standard of reasonableness . . . under prevailing
professional norms." Strickland, 466 U.S. at
688. To establish prejudice, Gillson must demonstrate
"there is a reasonable probability that, but for
counsel's unprofessional errors, the result of the
proceeding would have been different." Id. at
694. "The probability of a different result must be
'sufficient to undermine confidence in the
outcome.'" Afinson v. State, 758 N.W.2d
496, 499 (Iowa 2008) (citation omitted). Where, as here, the
defendant makes multiple claims, we "look to the
cumulative effect of counsel's errors to determine
whether the defendant satisfied the prejudice prong of the
Strickland test." Clay, 824 N.W.2d at 500.
courts "are generally committed to a liberal rule which
allows opinion testimony if it will aid the jury in screening
the properly admitted evidence to ascertain the truth."

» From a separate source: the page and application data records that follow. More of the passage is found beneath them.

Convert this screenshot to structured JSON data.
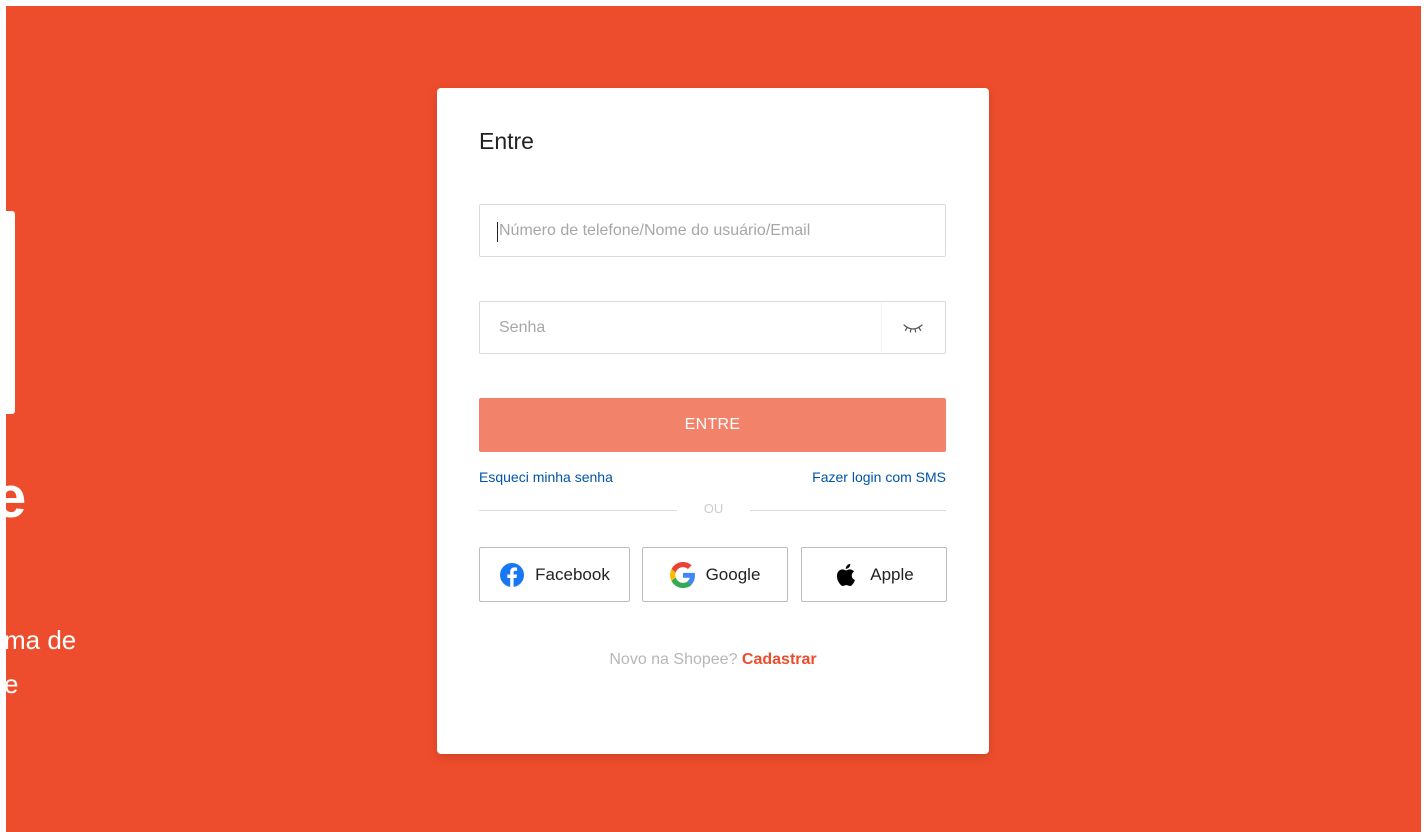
{
  "colors": {
    "brand": "#ee4d2d",
    "button_disabled": "#f3826b",
    "link": "#0055aa",
    "muted_text": "#b7b7b7"
  },
  "background": {
    "brand_partial_letter": "e",
    "tagline_partial": "ma de\ne"
  },
  "login": {
    "title": "Entre",
    "username_placeholder": "Número de telefone/Nome do usuário/Email",
    "password_placeholder": "Senha",
    "password_toggle_icon": "eye-closed-icon",
    "submit_label": "ENTRE",
    "forgot_password_label": "Esqueci minha senha",
    "sms_login_label": "Fazer login com SMS",
    "divider_label": "OU",
    "social": {
      "facebook_label": "Facebook",
      "google_label": "Google",
      "apple_label": "Apple"
    },
    "signup_prompt": "Novo na Shopee?",
    "signup_link": "Cadastrar"
  }
}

State v. Myers, 382 N.W.2d 91, 93 (Iowa 1986).
However, this liberal rule does not extend to opinion
testimony that vouches for or bolsters the credibility of
another witness. See, e.g., State v.

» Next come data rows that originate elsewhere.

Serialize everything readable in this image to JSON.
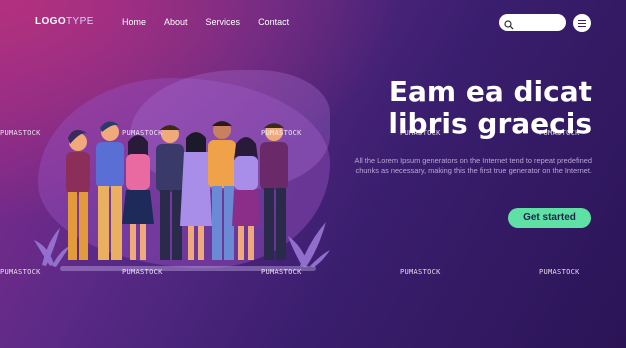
{
  "logo": {
    "bold": "LOGO",
    "light": "TYPE"
  },
  "nav": {
    "items": [
      "Home",
      "About",
      "Services",
      "Contact"
    ]
  },
  "search": {
    "placeholder": ""
  },
  "hero": {
    "title": "Eam ea dicat libris graecis",
    "body": "All the Lorem Ipsum generators on the Internet tend to repeat predefined chunks as necessary, making this the first true generator on the Internet.",
    "cta": "Get started"
  },
  "watermark": "PUMASTOCK",
  "colors": {
    "accent": "#5fe0a4",
    "bg_dark": "#2b1456",
    "bg_pink": "#b3317e"
  },
  "icons": [
    "search-icon",
    "hamburger-menu-icon"
  ]
}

Dudley, 856 N.W.2d 668, 676 (Iowa 2014) ("We see no
reason to overturn this well-settled Iowa law prohibiting an
expert witness from commenting on the credibility of a victim
in a criminal sex abuse proceeding."); see also
Iowa R. Evid. 5.701 (limiting the opinion testimony of a lay
witness). "Our system of justice vests the [factfinder]
with the function of evaluating a witness's
credibility." Dudley, 856 N.W.2d at 677 (citing
State v. Hulbert, 481 N.W.2d 329, 332 (Iowa 1992)).
"[V]eracity is not a 'fact in issue' subject to
expert opinion." Hulbert, 481 N.W.2d at 332.
Gillson focuses on the testimony of three
witnesses whom he claims were allowed to vouch for
the credibility of the complaining witness:
Sheriff Brian Kennedy testified about his investigation of
the charges. He stated that he watched a video of the
complaining witness being interviewed by forensic
interviewer, Tammera Bibbins. At trial, the following
exchange occurred between the prosecutor and Deputy Kennedy:
Q. In reviewing the tape as a whole and the statements of
[Z.G.] in response to questions by Tammera Bibbins did you
form an opinion with respect to whether or not [Z.G.] was the
victim of criminal acts?
A. Yes, I did.
Q. Pardon me?
A. I said yes, I did, and I believe she was the victim of a
sexual assault involving [Gillson] as the perpetrator.
Q: And the crime of incest as well?
Q. And did you continue then to ...